→ **Description of the task**
Would you filter these records and copy every line that has the word "screenshot"?

→ **Data provided**
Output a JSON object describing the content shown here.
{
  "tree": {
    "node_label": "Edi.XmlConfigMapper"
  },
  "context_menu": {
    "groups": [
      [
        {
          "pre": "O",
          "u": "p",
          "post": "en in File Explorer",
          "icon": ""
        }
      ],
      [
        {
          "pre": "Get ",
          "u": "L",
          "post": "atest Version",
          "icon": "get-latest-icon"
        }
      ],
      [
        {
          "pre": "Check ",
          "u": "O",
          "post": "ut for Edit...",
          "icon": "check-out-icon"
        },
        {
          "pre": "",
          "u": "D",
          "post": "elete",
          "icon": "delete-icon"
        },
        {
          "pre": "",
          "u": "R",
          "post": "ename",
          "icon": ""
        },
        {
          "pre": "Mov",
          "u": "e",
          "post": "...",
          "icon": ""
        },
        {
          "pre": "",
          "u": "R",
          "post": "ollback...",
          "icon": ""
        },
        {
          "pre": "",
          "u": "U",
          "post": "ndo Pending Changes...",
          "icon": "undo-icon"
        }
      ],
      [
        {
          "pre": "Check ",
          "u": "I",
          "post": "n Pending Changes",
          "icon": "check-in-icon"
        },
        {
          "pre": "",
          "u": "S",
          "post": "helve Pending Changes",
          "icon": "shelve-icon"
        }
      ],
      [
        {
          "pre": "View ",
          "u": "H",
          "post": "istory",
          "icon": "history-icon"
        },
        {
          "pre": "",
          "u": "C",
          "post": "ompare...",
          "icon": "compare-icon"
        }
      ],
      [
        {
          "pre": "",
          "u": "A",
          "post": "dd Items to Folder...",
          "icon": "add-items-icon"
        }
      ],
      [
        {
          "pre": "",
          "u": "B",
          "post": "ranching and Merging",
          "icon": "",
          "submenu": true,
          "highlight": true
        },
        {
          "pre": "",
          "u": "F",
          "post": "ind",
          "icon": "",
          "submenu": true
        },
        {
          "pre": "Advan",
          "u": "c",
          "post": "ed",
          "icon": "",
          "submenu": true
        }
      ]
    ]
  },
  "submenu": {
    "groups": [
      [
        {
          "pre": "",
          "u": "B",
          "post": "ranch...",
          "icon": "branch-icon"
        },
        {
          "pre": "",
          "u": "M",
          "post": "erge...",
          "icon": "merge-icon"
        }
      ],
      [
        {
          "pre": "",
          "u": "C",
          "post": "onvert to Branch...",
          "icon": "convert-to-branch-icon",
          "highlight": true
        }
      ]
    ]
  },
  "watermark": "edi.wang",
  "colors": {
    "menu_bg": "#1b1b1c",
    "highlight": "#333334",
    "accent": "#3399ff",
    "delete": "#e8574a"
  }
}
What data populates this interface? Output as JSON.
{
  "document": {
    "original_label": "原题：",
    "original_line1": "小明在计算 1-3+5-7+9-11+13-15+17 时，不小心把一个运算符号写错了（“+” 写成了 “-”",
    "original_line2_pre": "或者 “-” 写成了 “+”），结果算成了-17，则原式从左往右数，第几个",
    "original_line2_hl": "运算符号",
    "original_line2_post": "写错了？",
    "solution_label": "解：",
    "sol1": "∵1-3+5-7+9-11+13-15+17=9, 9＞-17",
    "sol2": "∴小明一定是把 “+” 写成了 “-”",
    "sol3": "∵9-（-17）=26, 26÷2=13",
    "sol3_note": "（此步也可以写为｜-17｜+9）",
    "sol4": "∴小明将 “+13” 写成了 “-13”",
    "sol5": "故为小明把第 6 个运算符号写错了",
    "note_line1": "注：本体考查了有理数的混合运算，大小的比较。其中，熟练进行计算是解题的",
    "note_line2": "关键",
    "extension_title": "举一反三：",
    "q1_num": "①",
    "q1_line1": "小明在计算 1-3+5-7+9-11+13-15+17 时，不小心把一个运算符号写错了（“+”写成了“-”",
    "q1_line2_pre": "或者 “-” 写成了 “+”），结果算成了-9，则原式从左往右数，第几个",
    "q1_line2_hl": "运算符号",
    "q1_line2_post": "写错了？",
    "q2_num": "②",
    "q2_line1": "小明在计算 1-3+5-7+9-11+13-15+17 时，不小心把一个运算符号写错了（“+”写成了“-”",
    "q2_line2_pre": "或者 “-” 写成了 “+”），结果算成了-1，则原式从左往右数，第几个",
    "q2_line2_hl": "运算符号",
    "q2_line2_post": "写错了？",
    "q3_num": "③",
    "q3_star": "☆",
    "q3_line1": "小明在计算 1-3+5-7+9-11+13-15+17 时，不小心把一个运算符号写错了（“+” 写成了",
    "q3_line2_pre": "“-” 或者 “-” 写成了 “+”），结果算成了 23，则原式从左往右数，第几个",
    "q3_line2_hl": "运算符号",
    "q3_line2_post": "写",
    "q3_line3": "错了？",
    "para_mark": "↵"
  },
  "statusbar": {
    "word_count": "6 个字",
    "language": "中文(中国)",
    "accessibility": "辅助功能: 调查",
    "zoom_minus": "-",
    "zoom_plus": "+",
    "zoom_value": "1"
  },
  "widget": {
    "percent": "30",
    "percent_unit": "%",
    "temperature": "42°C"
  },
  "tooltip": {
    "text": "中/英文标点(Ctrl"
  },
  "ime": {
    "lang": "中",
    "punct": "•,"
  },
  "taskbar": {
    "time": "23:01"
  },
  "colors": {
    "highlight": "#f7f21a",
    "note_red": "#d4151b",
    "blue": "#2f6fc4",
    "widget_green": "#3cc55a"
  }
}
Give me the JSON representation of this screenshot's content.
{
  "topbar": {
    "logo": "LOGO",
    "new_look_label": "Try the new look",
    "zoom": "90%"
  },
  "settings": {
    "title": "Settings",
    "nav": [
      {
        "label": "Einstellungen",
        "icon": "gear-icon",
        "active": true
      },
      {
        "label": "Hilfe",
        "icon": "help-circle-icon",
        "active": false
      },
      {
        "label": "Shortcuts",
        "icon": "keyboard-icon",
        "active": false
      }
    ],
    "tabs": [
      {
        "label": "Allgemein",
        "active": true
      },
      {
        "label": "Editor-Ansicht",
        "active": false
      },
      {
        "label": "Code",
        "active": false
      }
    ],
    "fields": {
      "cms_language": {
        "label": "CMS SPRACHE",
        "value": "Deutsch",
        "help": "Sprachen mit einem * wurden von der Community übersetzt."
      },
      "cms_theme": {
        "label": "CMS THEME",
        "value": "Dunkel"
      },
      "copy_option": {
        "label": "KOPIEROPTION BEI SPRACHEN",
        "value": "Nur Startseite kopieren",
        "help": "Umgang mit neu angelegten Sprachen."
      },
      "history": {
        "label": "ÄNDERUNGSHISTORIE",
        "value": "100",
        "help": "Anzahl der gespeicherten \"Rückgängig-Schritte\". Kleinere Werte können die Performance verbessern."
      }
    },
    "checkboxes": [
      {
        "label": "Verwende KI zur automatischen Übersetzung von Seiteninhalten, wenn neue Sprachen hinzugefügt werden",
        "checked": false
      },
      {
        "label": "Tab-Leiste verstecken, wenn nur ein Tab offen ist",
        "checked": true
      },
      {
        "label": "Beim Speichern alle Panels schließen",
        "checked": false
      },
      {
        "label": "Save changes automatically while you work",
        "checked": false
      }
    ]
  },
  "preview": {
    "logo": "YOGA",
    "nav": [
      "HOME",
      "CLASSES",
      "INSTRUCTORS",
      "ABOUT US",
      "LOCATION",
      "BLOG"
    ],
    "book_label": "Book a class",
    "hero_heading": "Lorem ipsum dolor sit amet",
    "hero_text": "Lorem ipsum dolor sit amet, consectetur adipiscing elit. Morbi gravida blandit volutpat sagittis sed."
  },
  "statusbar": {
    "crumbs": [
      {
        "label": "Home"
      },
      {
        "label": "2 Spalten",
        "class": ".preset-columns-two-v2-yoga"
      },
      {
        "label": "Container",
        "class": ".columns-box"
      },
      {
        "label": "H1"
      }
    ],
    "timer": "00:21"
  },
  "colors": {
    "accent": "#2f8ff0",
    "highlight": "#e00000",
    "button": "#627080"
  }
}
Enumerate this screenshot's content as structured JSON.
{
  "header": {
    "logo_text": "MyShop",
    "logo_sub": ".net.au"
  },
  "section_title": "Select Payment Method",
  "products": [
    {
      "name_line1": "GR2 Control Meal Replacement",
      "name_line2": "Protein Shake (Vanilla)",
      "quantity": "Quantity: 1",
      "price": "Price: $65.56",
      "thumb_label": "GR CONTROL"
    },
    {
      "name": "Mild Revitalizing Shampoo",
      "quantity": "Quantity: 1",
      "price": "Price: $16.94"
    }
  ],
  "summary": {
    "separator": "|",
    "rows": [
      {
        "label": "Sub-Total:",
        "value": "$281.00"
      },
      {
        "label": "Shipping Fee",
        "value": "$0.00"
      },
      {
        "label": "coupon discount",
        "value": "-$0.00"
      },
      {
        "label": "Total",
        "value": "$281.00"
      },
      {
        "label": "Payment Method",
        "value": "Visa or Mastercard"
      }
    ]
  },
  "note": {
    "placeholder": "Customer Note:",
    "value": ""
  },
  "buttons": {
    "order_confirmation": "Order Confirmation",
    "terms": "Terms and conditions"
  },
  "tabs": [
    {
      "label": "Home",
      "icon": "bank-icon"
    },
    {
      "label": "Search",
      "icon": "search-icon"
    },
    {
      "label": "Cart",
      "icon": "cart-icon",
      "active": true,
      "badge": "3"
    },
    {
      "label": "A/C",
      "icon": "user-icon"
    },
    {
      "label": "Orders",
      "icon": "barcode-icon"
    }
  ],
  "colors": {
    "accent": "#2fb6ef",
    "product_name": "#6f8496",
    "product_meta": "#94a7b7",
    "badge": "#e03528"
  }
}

→ **Solution for this task**
Give me the JSON representation of this screenshot's content.
Enumerate this screenshot's content as structured JSON.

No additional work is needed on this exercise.